Phil Metzger, a planetary scientist on research faculty at the University of Central Florida, is studying the substance of samples of the particulate matter. He thinks "SpaceX dodged a bullet" with the launch, telling CNBC that the amount of "concrete blowing around" could have destroyed the rocket on the launchpad.
"It could have been much worse than it was. I think they made a mistake by taking a risk and launching off the [concrete] surface, trying to do it that way one time. But it was like a 70% success. They cleared the tower, tested their first stage, got a lot of good data, found a problem with the staging and hopefully will be able to have that fixed and have a better outcome in the next test," Metzger said.
Metzger did not assess the ecological impacts of the launchpad debris, and rocket explosion on endangered species that live in and migrate through the area. The Texas regional office of the U.S. Fish and Wildlife Service and independent researchers are among those studying the environmental impacts of the Starship test flight and explosion.
SpaceX's motion also made the case for why Starship is ultimately beneficial to scientific endeavors. The company wrote that the rocket's unprecedented capabilities "will allow scientists to focus on previously impossible scientific missions and pursue the fastest, easiest way to get their missions from concept to execution."
"For instance, with its large capacity, Starship could economically put large telescopes and heavy science experiments in orbit, and cargo, people, and even colonies on moons and other planets," SpaceX wrote.
Read the company's filing to establish itself as a defendant alongside the FAA:

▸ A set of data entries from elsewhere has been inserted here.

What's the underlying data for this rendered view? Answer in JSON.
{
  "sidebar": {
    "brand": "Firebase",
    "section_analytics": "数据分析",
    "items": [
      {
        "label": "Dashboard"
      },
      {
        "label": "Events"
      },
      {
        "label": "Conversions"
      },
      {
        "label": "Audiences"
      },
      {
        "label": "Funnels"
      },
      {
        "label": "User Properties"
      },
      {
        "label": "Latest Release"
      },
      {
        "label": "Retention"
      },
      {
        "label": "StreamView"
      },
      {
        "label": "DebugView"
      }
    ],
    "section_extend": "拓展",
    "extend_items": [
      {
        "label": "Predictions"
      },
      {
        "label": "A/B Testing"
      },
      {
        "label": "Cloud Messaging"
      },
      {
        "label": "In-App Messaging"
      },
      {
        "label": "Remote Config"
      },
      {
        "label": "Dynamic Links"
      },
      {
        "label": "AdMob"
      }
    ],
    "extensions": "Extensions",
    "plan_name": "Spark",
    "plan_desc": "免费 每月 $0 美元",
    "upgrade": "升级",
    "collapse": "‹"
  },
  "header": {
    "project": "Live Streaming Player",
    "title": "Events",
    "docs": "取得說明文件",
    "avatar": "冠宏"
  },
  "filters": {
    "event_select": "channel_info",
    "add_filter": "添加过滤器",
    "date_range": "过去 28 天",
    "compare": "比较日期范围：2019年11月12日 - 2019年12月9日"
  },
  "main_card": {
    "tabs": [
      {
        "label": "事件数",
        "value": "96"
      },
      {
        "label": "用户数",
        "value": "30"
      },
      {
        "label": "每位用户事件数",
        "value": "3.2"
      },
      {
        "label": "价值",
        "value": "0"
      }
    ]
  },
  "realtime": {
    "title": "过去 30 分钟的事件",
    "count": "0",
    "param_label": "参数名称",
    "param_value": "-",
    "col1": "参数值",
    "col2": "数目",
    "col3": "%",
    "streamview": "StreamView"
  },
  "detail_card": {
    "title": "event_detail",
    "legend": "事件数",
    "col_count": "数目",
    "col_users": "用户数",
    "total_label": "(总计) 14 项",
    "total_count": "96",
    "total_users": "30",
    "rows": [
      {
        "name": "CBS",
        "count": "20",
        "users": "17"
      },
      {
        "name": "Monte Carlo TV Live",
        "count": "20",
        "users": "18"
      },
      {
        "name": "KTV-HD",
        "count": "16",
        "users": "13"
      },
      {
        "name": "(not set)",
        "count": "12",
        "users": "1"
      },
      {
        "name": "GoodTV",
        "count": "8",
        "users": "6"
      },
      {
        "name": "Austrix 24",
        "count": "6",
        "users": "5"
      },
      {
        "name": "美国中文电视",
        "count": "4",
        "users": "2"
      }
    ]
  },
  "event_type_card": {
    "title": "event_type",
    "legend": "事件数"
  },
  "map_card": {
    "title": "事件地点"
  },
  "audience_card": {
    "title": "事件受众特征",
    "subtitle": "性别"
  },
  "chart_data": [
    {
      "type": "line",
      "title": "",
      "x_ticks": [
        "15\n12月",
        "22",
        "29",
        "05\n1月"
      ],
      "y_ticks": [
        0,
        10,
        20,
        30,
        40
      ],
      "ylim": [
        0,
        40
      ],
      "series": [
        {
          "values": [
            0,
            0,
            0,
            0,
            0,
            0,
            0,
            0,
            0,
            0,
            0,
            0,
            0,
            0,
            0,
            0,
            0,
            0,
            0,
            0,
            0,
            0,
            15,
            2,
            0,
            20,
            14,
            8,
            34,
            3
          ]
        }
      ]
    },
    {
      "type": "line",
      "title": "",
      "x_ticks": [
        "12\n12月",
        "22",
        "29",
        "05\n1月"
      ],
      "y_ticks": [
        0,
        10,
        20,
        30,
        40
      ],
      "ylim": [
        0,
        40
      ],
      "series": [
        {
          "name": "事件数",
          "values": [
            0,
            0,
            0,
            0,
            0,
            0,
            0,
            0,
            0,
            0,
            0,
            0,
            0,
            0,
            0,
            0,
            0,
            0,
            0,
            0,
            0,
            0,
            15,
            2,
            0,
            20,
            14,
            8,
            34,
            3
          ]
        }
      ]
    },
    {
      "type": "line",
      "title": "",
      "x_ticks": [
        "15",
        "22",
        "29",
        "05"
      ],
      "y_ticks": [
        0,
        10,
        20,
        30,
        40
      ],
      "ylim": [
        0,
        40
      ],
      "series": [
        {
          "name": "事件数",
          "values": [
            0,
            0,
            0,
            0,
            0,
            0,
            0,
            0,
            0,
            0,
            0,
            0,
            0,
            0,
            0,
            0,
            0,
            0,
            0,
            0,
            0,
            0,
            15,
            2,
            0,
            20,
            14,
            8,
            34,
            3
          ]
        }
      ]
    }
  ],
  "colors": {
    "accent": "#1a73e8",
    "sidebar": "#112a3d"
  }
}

Correction: The Starship test flight caused a 3.5-acre fire on state park land. An earlier version miscategorized the land.